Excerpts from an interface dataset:
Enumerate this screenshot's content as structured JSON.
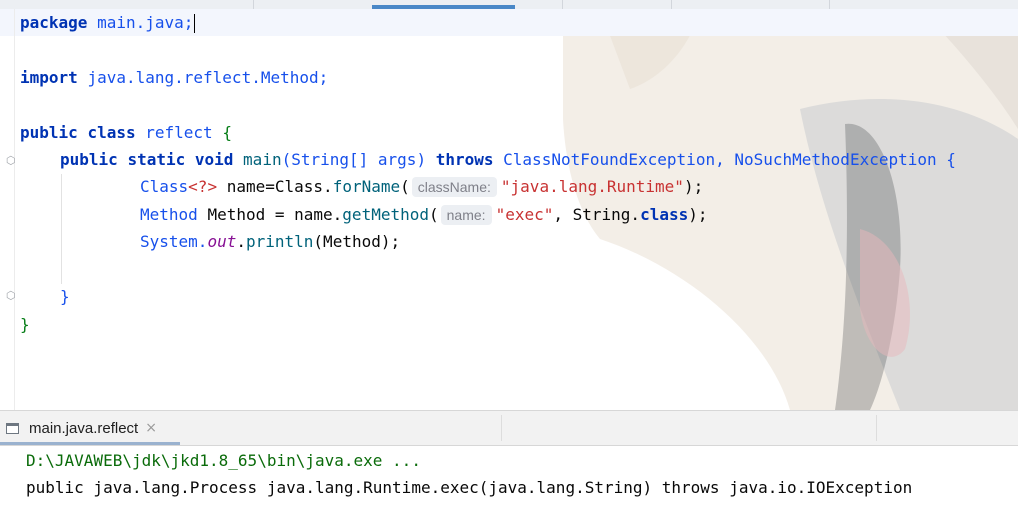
{
  "editor": {
    "lines": {
      "l1": {
        "kw": "package",
        "pkg": "main.java;"
      },
      "l2": {
        "kw": "import",
        "path": "java.lang.reflect.Method;"
      },
      "l3": {
        "kw1": "public",
        "kw2": "class",
        "name": "reflect",
        "brace": "{"
      },
      "l4": {
        "kw1": "public",
        "kw2": "static",
        "kw3": "void",
        "method": "main",
        "params": "(String[] args)",
        "throws_kw": "throws",
        "exceptions": "ClassNotFoundException, NoSuchMethodException {"
      },
      "l5": {
        "type": "Class",
        "generic": "<?>",
        "assign": "name=Class.",
        "call": "forName",
        "open": "(",
        "hint": "className:",
        "arg": "\"java.lang.Runtime\"",
        "close": ");"
      },
      "l6": {
        "type": "Method",
        "var": "Method = name.",
        "call": "getMethod",
        "open": "(",
        "hint": "name:",
        "arg": "\"exec\"",
        "rest": ", String.",
        "kw": "class",
        "close": ");"
      },
      "l7": {
        "obj": "System.",
        "field": "out",
        "dot": ".",
        "call": "println",
        "args": "(Method);"
      },
      "l8": {
        "brace": "}"
      },
      "l9": {
        "brace": "}"
      }
    }
  },
  "run_panel": {
    "tab_label": "main.java.reflect",
    "close_symbol": "×",
    "console": {
      "command": "D:\\JAVAWEB\\jdk\\jkd1.8_65\\bin\\java.exe ...",
      "output": "public java.lang.Process java.lang.Runtime.exec(java.lang.String) throws java.io.IOException"
    }
  },
  "icons": {
    "run_tab_icon": "console-window-icon",
    "fold_icons": "fold-marker-icon"
  },
  "colors": {
    "keyword": "#0033b3",
    "string": "#067d17",
    "method": "#00627a",
    "console_command": "#0a6b0a",
    "tab_accent": "#4a88c7"
  }
}
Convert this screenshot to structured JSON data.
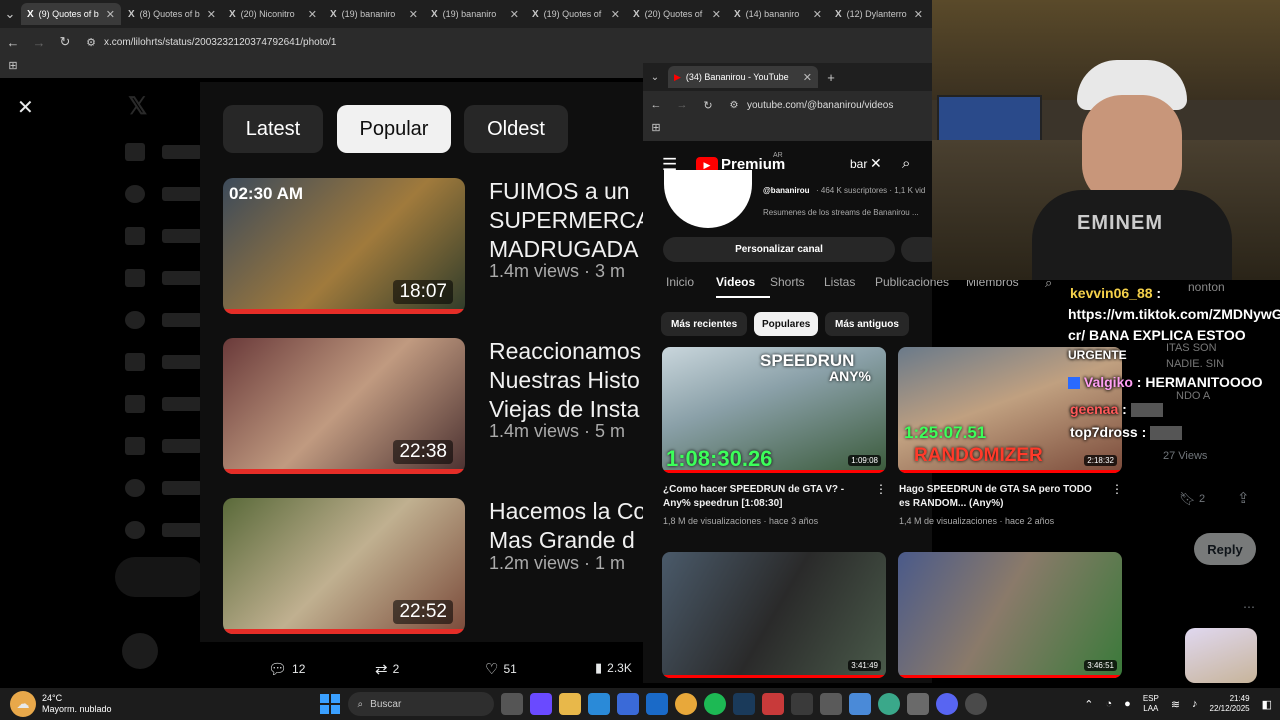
{
  "browser": {
    "tabs": [
      {
        "label": "(9) Quotes of b",
        "active": true
      },
      {
        "label": "(8) Quotes of b"
      },
      {
        "label": "(20) Niconitro"
      },
      {
        "label": "(19) bananiro"
      },
      {
        "label": "(19) bananiro"
      },
      {
        "label": "(19) Quotes of"
      },
      {
        "label": "(20) Quotes of"
      },
      {
        "label": "(14) bananiro"
      },
      {
        "label": "(12) Dylanterro"
      }
    ],
    "url": "x.com/lilohrts/status/2003232120374792641/photo/1"
  },
  "modal": {
    "filters": [
      "Latest",
      "Popular",
      "Oldest"
    ],
    "active_filter": "Popular",
    "videos": [
      {
        "title_lines": [
          "FUIMOS a un",
          "SUPERMERCA",
          "MADRUGADA"
        ],
        "meta": "1.4m views · 3 m",
        "duration": "18:07",
        "overlay": "02:30 AM"
      },
      {
        "title_lines": [
          "Reaccionamos",
          "Nuestras Histo",
          "Viejas de Insta"
        ],
        "meta": "1.4m views · 5 m",
        "duration": "22:38"
      },
      {
        "title_lines": [
          "Hacemos la Co",
          "Mas Grande d"
        ],
        "meta": "1.2m views · 1 m",
        "duration": "22:52"
      }
    ]
  },
  "post_actions": {
    "replies": "12",
    "reposts": "2",
    "likes": "51",
    "views": "2.3K"
  },
  "youtube": {
    "tab_title": "(34) Bananirou - YouTube",
    "url": "youtube.com/@bananirou/videos",
    "logo_text": "Premium",
    "logo_region": "AR",
    "search_value": "bar",
    "handle": "@bananirou",
    "subs": "· 464 K suscriptores · 1,1 K vid",
    "description": "Resumenes de los streams de Bananirou ...",
    "customize_button": "Personalizar canal",
    "nav": [
      "Inicio",
      "Videos",
      "Shorts",
      "Listas",
      "Publicaciones",
      "Miembros"
    ],
    "active_nav": "Videos",
    "sort_chips": [
      "Más recientes",
      "Populares",
      "Más antiguos"
    ],
    "active_sort": "Populares",
    "videos": [
      {
        "title": "¿Como hacer SPEEDRUN de GTA V? - Any% speedrun [1:08:30]",
        "meta": "1,8 M de visualizaciones · hace 3 años",
        "duration": "1:09:08",
        "thumb_top": "SPEEDRUN",
        "thumb_any": "ANY%",
        "thumb_time": "1:08:30.26"
      },
      {
        "title": "Hago SPEEDRUN de GTA SA pero TODO es RANDOM... (Any%)",
        "meta": "1,4 M de visualizaciones · hace 2 años",
        "duration": "2:18:32",
        "thumb_time": "1:25:07.51",
        "thumb_bottom": "RANDOMIZER"
      },
      {
        "title": "",
        "meta": "",
        "duration": "3:41:49"
      },
      {
        "title": "",
        "meta": "",
        "duration": "3:46:51"
      }
    ]
  },
  "chat": [
    {
      "user": "kevvin06_88",
      "user_color": "#f5d14a",
      "message": "https://vm.tiktok.com/ZMDNywG",
      "message2": "cr/ BANA EXPLICA ESTOO",
      "message3": "URGENTE"
    },
    {
      "user": "Valgiko",
      "user_color": "#ff9ff3",
      "message": "HERMANITOOOO"
    },
    {
      "user": "geenaa",
      "user_color": "#ff5a5a",
      "message": ""
    },
    {
      "user": "top7dross",
      "user_color": "#fff",
      "message": ""
    }
  ],
  "tweet_side": {
    "views_text": "27 Views",
    "bookmarks": "2",
    "reply_button": "Reply",
    "bg_text": "nonton",
    "bg_text2": "ITAS SON",
    "bg_text3": "NADIE. SIN",
    "bg_text4": "NDO A"
  },
  "taskbar": {
    "weather_temp": "24°C",
    "weather_desc": "Mayorm. nublado",
    "search_placeholder": "Buscar",
    "lang": "ESP",
    "lang2": "LAA",
    "time": "21:49",
    "date": "22/12/2025"
  }
}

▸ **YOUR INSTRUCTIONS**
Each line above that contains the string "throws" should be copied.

▸ **YOUR SOLUTION**
        "throws_kw": "throws",
      "output": "public java.lang.Process java.lang.Runtime.exec(java.lang.String) throws java.io.IOException"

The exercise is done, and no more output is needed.